Por: Flavia Dima| @dima_flavia
Bong Joon-Ho’s delightfully hilarious and politcally subversive Palme D’Or winner is quite possibly one of the best films that has brought home the top prize in Cannes, over the last decade. Parasite draws upon a long tradition of cineastes that caricature bourgeois lifestyles (chef amongst them, Luis Buñuel) in a contemporary tale that cleverly addresses social stratification and classism against the backdrop of increasing inequality, a tragicomedy with slapstick and fish-out-of-the-water elements that remains captivating throughout, while also completely subverting traditional cinematic traditions of the sociopolitical drama genre.
As in the case of Snowpiercer (2013), space is the key element in Joon-Ho’s discourse about class divisions. Parasite’s main plotline follows the travails of the Kim family (who live in a basement at the beginning of the narrative) as they slowly ingratiate themselves into the lives of an ultra-rich family, the Parks, who are living opulently in a designer villa. To achieve their goal of escaping poverty, the Kims pretend to be various professionals that the Parks can hire – drivers, cleaning personnel, teachers – and they’re surprisingly good (and politically self-conscious) at faking their pedigrees.

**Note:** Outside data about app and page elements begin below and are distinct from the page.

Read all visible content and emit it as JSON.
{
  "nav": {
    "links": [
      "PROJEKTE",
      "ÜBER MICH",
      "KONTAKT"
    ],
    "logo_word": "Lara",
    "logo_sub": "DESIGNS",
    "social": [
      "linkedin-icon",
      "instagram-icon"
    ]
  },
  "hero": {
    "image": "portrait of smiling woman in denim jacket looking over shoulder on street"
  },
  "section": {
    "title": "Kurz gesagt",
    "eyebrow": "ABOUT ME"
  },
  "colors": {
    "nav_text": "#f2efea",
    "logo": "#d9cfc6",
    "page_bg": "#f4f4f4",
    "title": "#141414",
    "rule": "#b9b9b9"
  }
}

However, although the title might initially seem as a descriptor for the Kims, slowly but surely, Joon-Ho begs the question if, in fact, it’s not the other way around. However, a series of mishaps and mistakes in their performance (especially the plan of ejecting former employees of the Parks – one of them implicating an ingenious plot with peaches) derails everyone’s lives.
Along with space, the senses are also key in Joon-Ho’s cinematographic discourse, drawing in humorous situations by appealing to the audience’s familiarity to elicit laughter. Mr. Park often complains of the smell that Ki-taek is emanating (“a smell of poverty”), a long list of allergies plagues some of the characters, and they are oftentimes interacting intensely with their environments, or hiding into all sorts of dark, damp and tiny places. And, of course, chief amongst them is sight – be it accidental glimpses of atrocity or the exhilaration of hiding, Parasite persistently follows the way the characters (think they) are seen.
Subverting the traditional happy ending that is attached to comedic genres, which usually implies a status quo that remains more or less intact, or good triumphing over evil (or reaching an agreement with it), here, Bong Joon-Ho’s propensity for the absurd, Greek drama and twist-endings offers a conclusion that is dark and bloody, yet brutally honest. A definitive must-see.
Flavia Dima is a film critic, programmer and journalist based in Bucharest, Romania.